Autism is a severe, neurodevelopmental disorder that often confers a profound burden on autistic individuals, their families, and society.
Research aim ed at uncovering the pathogenesis of this condition may lead to evidence based approaches to prevention or treatment, and is therefore of great importance. Strong evidence supports a genetic etiology in autism, and twin and family studies have also shown that genetic liability appears to be expressed among unaffected relatives of people with autism through features that are milder, but qualitatively similar, to the defining characteristics of autism. This constellation of subclinical language and personality features is commonly referred to as the 'broad autism phenotype'or 'BAP'. Importantly, whereas by definition autism involves serious impairment across all three symptom domains, evidence suggests that such features may decouple and segregate independently in unaffected (with autism) relatives with the BAP. Therefore, studies of relatives of individuals with autism can help to simplify the complex autism phenotype and identify component traits which are more amenable to genetic dissection than the full clinical syndrome. In this study, we focus on defining genetically meaningful language phenotypes among individuals with autism and their relatives, that may be applied in genetic studies. Using a family study design, we propose a detailed psycholinguistic assessment battery for use in families of individuals with autism and controls. This battery of objective, experimentally derived psycholinguistic measures of language processing may produce findings that throw into sharper relief current understanding of key mechanisms underlying the language impairments associated with autism and the BAP. Results will also provide quantitative measures that may be used in genetic studies, and which could be targeted in clinical intervention efforts. With senior coinvestigators with expertise in genetics, we will establish a Biobank including these rich phenotypes and DNA samples from all families that will be used for future genetic studies, and more immediately, to follow up on promising findings sure to emerge from several largescale Genomewide studies of autism underway.
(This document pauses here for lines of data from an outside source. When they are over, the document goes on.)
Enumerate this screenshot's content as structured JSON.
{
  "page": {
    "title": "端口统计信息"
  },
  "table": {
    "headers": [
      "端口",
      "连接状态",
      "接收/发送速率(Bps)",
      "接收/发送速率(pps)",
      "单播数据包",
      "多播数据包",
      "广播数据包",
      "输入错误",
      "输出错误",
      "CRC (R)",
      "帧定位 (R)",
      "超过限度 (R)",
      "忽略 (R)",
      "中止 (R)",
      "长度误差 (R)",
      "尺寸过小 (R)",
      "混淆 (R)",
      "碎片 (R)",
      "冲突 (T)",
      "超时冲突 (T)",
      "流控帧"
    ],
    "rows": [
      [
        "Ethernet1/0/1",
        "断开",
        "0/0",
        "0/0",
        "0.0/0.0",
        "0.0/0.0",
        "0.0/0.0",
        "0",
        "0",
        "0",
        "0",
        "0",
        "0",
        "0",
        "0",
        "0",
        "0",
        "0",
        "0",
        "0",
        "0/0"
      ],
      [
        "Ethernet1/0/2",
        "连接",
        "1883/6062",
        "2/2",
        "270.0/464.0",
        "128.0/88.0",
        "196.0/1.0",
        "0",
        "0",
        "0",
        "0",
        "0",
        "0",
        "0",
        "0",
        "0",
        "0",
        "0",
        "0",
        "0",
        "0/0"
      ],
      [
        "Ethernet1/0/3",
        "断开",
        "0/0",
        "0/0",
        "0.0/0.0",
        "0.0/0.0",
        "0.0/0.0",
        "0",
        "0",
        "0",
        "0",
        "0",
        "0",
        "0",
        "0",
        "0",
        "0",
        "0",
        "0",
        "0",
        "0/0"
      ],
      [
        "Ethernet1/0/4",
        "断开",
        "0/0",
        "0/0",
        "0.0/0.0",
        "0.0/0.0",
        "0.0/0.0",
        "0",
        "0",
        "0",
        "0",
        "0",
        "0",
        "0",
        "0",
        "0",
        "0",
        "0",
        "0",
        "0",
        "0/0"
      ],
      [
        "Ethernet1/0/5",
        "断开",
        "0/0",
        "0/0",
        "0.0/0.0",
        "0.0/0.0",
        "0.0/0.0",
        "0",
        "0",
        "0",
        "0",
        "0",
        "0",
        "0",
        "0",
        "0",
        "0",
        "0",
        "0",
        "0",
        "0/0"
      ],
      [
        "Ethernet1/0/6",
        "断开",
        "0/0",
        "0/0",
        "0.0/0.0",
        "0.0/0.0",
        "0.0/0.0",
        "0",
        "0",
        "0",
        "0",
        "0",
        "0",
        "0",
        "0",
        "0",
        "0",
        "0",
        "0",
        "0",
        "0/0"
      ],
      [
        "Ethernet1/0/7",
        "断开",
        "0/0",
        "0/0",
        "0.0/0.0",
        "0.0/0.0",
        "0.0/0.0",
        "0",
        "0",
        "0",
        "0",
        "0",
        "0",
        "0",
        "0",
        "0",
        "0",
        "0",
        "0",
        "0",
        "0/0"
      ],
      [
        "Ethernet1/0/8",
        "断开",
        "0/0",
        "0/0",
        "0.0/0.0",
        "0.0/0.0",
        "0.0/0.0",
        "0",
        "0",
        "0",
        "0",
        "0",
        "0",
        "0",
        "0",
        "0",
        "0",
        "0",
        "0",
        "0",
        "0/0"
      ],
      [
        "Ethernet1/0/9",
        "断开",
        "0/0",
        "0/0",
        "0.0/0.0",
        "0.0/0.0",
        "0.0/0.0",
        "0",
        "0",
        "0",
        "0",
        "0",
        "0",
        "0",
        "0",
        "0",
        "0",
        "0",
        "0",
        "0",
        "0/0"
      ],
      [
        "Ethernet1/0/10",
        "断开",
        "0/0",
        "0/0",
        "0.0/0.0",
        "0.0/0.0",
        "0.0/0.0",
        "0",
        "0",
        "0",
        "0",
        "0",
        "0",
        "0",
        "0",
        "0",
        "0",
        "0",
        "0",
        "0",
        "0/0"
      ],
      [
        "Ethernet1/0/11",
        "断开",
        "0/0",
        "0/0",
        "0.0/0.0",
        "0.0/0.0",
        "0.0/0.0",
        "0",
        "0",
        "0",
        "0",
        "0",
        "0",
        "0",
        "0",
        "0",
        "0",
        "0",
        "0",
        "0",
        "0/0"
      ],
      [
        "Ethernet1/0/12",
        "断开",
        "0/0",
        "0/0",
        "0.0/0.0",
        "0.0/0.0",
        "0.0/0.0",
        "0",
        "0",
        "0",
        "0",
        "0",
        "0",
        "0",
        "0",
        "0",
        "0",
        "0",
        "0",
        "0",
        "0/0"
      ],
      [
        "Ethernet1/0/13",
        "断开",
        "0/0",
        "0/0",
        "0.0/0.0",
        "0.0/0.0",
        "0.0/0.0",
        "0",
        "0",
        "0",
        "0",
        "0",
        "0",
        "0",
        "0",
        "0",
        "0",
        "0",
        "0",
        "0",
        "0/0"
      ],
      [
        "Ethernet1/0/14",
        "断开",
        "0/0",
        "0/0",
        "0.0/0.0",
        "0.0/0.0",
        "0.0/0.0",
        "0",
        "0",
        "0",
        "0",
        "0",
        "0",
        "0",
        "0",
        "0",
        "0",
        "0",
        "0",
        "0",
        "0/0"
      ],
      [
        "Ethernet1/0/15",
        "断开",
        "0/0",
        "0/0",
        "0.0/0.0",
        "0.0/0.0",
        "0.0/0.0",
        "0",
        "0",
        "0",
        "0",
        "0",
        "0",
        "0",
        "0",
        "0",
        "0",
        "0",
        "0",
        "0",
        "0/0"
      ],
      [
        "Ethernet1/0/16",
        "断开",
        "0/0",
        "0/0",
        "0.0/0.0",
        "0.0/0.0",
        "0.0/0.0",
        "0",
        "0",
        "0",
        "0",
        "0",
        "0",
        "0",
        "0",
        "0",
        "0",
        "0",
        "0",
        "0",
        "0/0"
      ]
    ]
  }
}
Public Health Relevance

This project aims to identify specific linguistic markers of genetic liability to autism which may be used to illuminate the pathogenesis of autism and its component features. Research aimed at uncovering the pathogenesis of autism may lead to evidence-based approaches to prevention or treatment.

Agency
National Institute of Health (NIH)
Institute
National Institute on Deafness and Other Communication Disorders (NIDCD)
Type
Research Project (R01)
Project #
5R01DC010191-06
Application #
8606119
Study Section
Child Psychopathology and Developmental Disabilities Study Section (CPDD)
Program Officer
Cooper, Judith
Project Start
2010-02-01
Project End
2015-01-31
Budget Start
2014-02-01
Budget End
2015-01-31
Support Year
6
Fiscal Year
2014
Total Cost
$288,618
Indirect Cost
$64,816
Name
Northwestern University at Chicago
Department
Other Health Professions
Type
Schools of Arts and Sciences
DUNS #
160079455
City
Evanston
State
IL
Country
United States
Zip Code
60201
Klusek, Jessica; Roberts, Jane E; Losh, Molly (2015) Cardiac autonomic regulation in autism and Fragile X syndrome: a review. Psychol Bull 141:141-75
Klusek, J; Martin, G E; Losh, M (2014) Consistency between research and clinical diagnoses of autism among boys and girls with fragile X syndrome. J Intellect Disabil Res 58:940-52
Klusek, Jessica; Losh, Molly; Martin, Gary E (2014) Sex differences and within-family associations in the broad autism phenotype. Autism 18:106-16
Losh, Molly; Gordon, Peter C (2014) Quantifying narrative ability in autism spectrum disorder: a computational linguistic analysis of narrative coherence. J Autism Dev Disord 44:3016-25
Klusek, Jessica; Martin, Gary E; Losh, Molly (2014) A comparison of pragmatic language in boys with autism and fragile X syndrome. J Speech Lang Hear Res 57:1692-707
Hogan-Brown, Abigail L; Losh, Molly; Martin, Gary E et al. (2013) An investigation of narrative ability in boys with autism and fragile X syndrome. Am J Intellect Dev Disabil 118:77-94
Martin, Gary E; Losh, Molly; Estigarribia, Bruno et al. (2013) Longitudinal profiles of expressive vocabulary, syntax and pragmatic language in boys with fragile X syndrome or Down syndrome. Int J Lang Commun Disord 48:432-43